Ko te wai te ora ngā mea kātoa – Water is the life giver of all things
Māori have a special relationship with wai, most believing that the breath of life exists within all of our waterways and some special waterways have an essence within them that gives wairua (spirit) and mauri (life force).
Many bodies of water are recognised as being of value to not only those holding rangatiratanga of the water body but also those around that area who interact and rely on it. Over 100 whānau in the small beachside community of Tokomaru Bay on the East Coast on of the North Island rely on the Enihau water spring that comes from beneath Marotiri maunga and along the Mangahauini riverbed.
While the supply is maintained by the community, there are political, legislative, and economic challenges that prevent access and rangatiratanga to the water supply. In 2021 Taumata Arowai began its role and powers as the new independent water service regulator for Aotearoa, replacing the responsibilities of the Ministry of Health, under the Water Services Act 2021. The Three Waters reform provides an opportunity for communities like Tokomaru to have their lived experience at the center of these reforms.
Although the community of Tokomaru Bay are expert at conserving water there are many challenges that the community face in the supply of water for basic tasks such as washing, cleaning, and as a secondary water supply.
"Everybody in Aotearoa should be able to get drinking water from the tap knowing that it is safe. We should also be able to swim or gather mahinga kai in our rivers, lakes, or at the beach without fear of becoming sick. We have an obligation to ensure this for current and future generations.” Local Government Minister Nanaia Mahuta, said.
The water line is managed by the Enihau Water Board, made up of community members, who have to physically check the line on a daily basis, as well as collect water samples that require testing. Once the water sample is taken from the spring, the sample has to be taken 91kms to Gisborne for testing. Testing of the water is at a cost to the community who are connected to the line and maintained by Enihau Water Board.
The water is collected in the plastic water tank that distributes the water through a plastic water line no bigger than the diameter of an aluminum can. The line stretches almost 20 kilometers along ridges to caveats to whānau, kaumātua flats, and the two Marae: Pakirikiri and Waiparapara. Water from the Enihau is on permanent boil notice, meaning the water must be boiled for consumption.
Flooding to the area at the beginning of the year damaged the water line resulting in the replacement of 10 kilometers of line. These types of activities impact the supply to whānau, who at times are having to pay for water to be brought in via trucks, costs that are challenging for some of our most vulnerable whānau.

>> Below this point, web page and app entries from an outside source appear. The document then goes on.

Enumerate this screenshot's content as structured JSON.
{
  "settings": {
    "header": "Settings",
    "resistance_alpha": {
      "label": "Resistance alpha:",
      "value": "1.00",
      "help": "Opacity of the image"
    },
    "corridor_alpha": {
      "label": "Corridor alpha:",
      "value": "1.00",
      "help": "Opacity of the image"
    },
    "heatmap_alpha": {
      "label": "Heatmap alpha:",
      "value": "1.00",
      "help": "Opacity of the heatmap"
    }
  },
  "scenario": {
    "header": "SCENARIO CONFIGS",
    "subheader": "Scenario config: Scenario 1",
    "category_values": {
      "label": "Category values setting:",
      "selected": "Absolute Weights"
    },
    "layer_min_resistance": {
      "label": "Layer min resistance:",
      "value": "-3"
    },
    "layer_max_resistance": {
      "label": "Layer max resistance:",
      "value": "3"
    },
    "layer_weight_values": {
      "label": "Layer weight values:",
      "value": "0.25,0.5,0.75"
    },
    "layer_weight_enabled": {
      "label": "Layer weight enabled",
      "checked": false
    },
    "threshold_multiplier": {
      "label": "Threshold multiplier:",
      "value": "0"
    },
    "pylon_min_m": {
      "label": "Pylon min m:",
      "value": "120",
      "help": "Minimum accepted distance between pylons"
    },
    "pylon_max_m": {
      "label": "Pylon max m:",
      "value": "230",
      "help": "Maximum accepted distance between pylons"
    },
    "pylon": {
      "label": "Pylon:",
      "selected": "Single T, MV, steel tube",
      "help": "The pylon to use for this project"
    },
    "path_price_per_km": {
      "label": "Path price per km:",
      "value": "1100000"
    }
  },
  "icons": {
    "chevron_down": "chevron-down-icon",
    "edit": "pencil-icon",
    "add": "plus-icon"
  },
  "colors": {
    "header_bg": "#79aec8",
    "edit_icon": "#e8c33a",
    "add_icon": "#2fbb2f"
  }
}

Especially those who are impacted by chronic illness and disease.
There is a desire and need for the community to have rangatiratanga over their relationship with the wai. Upholding the whakapapa, our genealogical relationship to an intimate interdependency with the wai. The return of our fluency in the communication of the awa, and responsiveness to the needs of our wai.
The means of achieving this vision will require those same political, legislative, economic, and educational tools. Within this vision rests the requirements for us to uphold our mana and ancestral spaces.
There is an opportunity for our local Councils and system players to lean into mātauranga Māori practices that continue to empower and support our community without the financial burden and restricted access to their natural resources.
We know that Iwi and hapu already utilise the skills that were left behind by our tipuna. With the support, they can inform their own uptake, and application of modern technology to maintain our autonomy over our natural resources.
How might this vision be supported by local and central government?